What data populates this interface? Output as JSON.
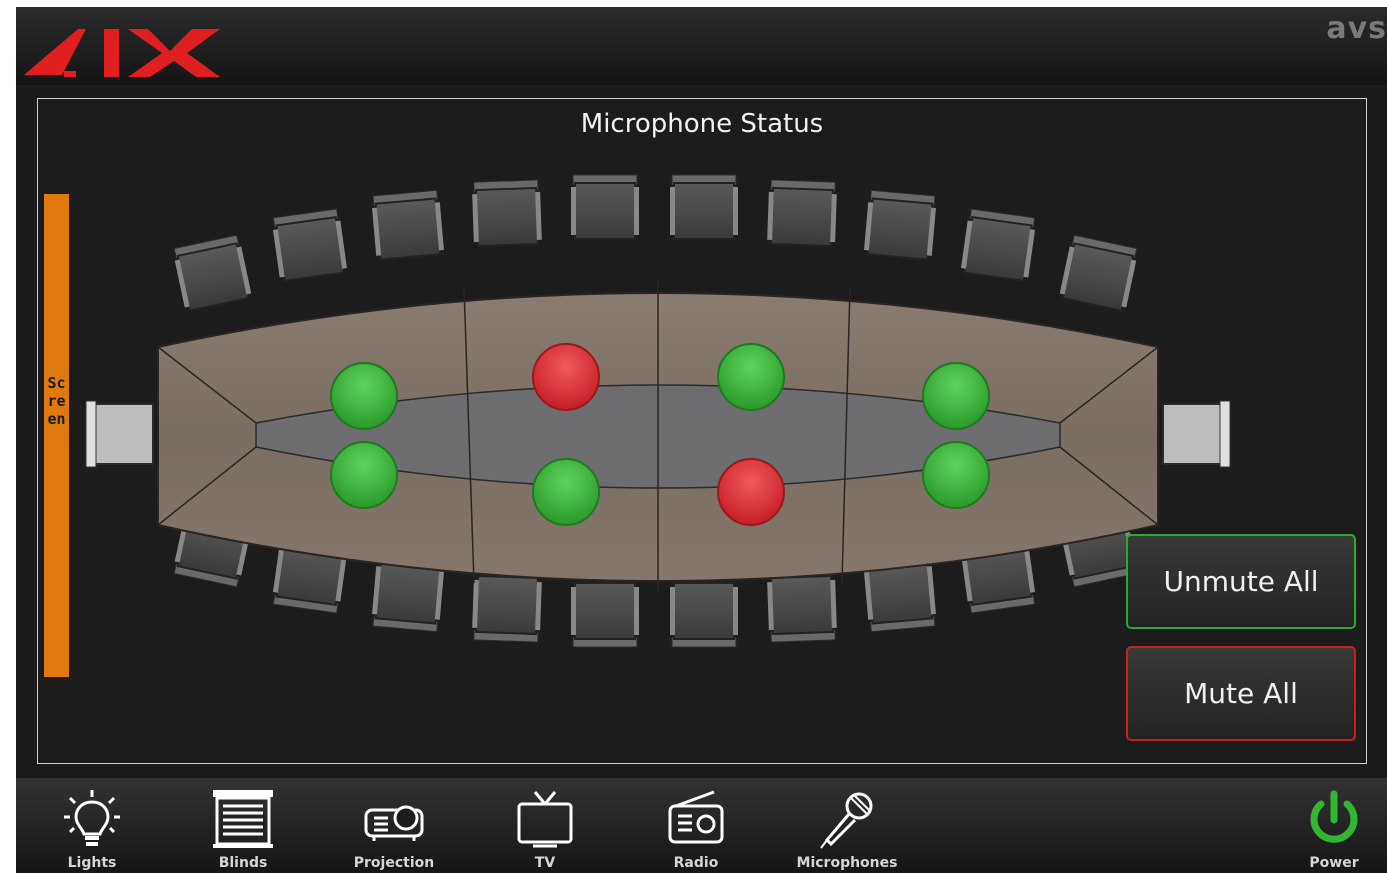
{
  "brand": "avs",
  "panel": {
    "title": "Microphone Status",
    "screen_label": "Screen"
  },
  "microphones": [
    {
      "id": 1,
      "status": "unmuted"
    },
    {
      "id": 2,
      "status": "unmuted"
    },
    {
      "id": 3,
      "status": "muted"
    },
    {
      "id": 4,
      "status": "unmuted"
    },
    {
      "id": 5,
      "status": "unmuted"
    },
    {
      "id": 6,
      "status": "muted"
    },
    {
      "id": 7,
      "status": "unmuted"
    },
    {
      "id": 8,
      "status": "unmuted"
    }
  ],
  "actions": {
    "unmute_all": "Unmute All",
    "mute_all": "Mute All"
  },
  "nav": {
    "lights": "Lights",
    "blinds": "Blinds",
    "projection": "Projection",
    "tv": "TV",
    "radio": "Radio",
    "microphones": "Microphones",
    "power": "Power"
  },
  "colors": {
    "logo_red": "#e02020",
    "screen_orange": "#e07a0f",
    "unmuted_green": "#3cb83c",
    "muted_red": "#e0303a",
    "power_green": "#2fb82f"
  }
}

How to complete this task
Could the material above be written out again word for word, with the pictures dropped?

Task answer
What data populates this interface? Output as JSON.
{
  "brand": "avs",
  "panel": {
    "title": "Microphone Status",
    "screen_label": "Screen"
  },
  "microphones": [
    {
      "id": 1,
      "status": "unmuted"
    },
    {
      "id": 2,
      "status": "unmuted"
    },
    {
      "id": 3,
      "status": "muted"
    },
    {
      "id": 4,
      "status": "unmuted"
    },
    {
      "id": 5,
      "status": "unmuted"
    },
    {
      "id": 6,
      "status": "muted"
    },
    {
      "id": 7,
      "status": "unmuted"
    },
    {
      "id": 8,
      "status": "unmuted"
    }
  ],
  "actions": {
    "unmute_all": "Unmute All",
    "mute_all": "Mute All"
  },
  "nav": {
    "lights": "Lights",
    "blinds": "Blinds",
    "projection": "Projection",
    "tv": "TV",
    "radio": "Radio",
    "microphones": "Microphones",
    "power": "Power"
  },
  "colors": {
    "logo_red": "#e02020",
    "screen_orange": "#e07a0f",
    "unmuted_green": "#3cb83c",
    "muted_red": "#e0303a",
    "power_green": "#2fb82f"
  }
}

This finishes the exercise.